**PROBLEM STATEMENT**
Among the records, find the lines that hold the string "letter" and return them.

Items from an interface collection:
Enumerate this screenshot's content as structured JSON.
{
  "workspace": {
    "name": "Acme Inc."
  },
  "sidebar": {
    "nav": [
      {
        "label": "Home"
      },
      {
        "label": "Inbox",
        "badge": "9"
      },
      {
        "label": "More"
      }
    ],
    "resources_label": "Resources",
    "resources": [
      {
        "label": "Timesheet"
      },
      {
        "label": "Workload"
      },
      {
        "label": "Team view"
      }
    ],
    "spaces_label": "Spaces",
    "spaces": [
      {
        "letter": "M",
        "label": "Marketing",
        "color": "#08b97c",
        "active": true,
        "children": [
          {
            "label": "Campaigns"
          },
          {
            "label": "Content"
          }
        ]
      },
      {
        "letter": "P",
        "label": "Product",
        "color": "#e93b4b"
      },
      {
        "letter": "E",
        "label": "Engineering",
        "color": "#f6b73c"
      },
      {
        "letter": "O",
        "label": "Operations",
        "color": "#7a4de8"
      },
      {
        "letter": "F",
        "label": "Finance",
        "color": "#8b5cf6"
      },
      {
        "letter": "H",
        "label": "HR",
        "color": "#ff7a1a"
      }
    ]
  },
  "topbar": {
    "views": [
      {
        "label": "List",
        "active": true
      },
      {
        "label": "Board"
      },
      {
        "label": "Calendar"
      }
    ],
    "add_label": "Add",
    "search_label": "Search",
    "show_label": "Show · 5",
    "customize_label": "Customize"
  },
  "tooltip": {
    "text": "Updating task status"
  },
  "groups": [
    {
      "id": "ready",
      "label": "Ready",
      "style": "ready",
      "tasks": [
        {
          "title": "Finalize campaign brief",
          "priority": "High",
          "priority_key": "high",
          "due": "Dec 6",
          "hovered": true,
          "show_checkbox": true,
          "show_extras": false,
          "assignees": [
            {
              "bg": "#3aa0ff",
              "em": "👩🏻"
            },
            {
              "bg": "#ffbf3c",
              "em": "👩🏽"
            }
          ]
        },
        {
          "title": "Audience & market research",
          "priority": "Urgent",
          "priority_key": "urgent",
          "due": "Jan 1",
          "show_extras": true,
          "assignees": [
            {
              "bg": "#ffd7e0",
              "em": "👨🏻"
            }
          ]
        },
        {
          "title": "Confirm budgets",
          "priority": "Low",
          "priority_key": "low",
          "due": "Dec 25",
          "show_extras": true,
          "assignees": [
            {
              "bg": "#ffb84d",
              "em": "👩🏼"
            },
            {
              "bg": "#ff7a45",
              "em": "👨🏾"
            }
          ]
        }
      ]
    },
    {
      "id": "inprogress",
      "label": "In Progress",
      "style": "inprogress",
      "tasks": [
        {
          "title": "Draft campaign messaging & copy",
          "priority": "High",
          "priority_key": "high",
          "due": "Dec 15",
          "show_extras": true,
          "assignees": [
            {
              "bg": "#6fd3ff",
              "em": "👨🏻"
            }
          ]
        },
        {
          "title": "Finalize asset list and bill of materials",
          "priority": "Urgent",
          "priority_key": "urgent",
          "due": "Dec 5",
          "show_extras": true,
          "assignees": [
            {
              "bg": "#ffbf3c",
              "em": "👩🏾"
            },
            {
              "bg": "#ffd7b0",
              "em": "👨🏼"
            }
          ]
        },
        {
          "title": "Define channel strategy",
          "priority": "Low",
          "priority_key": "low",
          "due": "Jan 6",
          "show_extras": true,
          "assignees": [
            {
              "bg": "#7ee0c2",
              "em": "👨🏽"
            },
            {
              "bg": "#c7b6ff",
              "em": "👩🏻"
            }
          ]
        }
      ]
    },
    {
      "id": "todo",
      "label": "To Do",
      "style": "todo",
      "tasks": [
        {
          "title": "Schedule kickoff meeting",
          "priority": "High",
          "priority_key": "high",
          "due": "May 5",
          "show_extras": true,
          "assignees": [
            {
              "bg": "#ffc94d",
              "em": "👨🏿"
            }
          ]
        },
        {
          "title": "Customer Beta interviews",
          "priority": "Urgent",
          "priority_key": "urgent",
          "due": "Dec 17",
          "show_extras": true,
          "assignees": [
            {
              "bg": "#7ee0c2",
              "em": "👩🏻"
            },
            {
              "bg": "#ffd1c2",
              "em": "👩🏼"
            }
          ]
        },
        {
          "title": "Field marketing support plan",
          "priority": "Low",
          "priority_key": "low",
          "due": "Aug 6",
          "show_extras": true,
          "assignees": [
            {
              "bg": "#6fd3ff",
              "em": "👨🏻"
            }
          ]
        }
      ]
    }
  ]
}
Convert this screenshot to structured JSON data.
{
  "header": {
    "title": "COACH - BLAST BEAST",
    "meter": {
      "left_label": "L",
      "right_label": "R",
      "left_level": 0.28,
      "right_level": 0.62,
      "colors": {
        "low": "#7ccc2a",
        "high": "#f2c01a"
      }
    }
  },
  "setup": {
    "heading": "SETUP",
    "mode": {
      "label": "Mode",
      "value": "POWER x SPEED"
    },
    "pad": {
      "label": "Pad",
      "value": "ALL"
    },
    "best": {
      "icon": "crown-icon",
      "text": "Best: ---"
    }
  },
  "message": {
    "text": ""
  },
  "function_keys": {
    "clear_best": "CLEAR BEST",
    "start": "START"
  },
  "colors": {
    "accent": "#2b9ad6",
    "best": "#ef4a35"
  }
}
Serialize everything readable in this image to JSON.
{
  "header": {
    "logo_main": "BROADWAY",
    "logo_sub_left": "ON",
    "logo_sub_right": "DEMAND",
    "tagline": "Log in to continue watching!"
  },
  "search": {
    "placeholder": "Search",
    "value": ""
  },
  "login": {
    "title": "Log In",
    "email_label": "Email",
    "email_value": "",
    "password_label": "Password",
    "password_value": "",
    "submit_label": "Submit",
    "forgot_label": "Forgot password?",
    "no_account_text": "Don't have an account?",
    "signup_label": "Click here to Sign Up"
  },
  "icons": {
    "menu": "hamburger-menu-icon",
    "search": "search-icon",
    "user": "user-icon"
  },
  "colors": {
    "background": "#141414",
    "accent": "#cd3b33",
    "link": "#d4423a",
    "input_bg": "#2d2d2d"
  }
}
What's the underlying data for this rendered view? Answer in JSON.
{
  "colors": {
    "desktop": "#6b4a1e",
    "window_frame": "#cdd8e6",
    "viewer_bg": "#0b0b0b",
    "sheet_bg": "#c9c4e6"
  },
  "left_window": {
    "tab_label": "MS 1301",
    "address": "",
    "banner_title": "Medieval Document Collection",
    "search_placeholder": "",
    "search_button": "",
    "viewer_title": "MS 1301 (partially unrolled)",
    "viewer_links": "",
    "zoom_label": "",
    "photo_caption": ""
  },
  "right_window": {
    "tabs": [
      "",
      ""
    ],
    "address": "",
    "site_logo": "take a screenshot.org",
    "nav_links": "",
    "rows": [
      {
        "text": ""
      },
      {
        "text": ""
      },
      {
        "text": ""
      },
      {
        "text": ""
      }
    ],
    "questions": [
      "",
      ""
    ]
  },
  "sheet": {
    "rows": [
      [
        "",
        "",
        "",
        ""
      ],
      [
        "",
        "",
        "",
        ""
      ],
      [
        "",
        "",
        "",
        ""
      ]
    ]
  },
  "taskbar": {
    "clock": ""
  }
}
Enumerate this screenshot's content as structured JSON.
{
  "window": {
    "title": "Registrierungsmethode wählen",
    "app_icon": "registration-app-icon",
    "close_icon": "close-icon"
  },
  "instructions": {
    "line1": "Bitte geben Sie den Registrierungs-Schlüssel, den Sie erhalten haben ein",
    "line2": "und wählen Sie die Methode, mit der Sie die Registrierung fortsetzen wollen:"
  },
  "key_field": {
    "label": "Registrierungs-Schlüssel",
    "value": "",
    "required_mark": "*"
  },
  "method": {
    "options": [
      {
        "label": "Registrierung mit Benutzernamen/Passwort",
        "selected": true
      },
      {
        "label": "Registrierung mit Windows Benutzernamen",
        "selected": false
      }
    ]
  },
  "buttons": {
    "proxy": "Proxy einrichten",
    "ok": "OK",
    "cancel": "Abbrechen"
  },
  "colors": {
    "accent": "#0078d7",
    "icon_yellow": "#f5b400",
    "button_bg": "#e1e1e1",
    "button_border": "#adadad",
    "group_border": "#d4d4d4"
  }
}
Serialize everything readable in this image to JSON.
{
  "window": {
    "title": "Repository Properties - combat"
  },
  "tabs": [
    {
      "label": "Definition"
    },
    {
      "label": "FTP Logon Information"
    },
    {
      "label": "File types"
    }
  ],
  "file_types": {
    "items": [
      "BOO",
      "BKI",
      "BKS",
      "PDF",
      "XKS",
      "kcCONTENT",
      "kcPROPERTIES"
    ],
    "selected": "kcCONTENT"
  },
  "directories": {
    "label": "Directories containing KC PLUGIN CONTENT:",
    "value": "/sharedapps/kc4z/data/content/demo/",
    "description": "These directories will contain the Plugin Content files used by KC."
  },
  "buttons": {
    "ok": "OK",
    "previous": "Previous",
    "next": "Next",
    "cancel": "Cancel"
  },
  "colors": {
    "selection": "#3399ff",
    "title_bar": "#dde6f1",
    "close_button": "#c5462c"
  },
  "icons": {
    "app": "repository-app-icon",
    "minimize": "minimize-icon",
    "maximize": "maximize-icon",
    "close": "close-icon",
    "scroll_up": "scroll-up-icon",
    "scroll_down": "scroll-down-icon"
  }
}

**FINISHED TASK**
        "letter": "M",
        "letter": "P",
        "letter": "E",
        "letter": "O",
        "letter": "F",
        "letter": "H",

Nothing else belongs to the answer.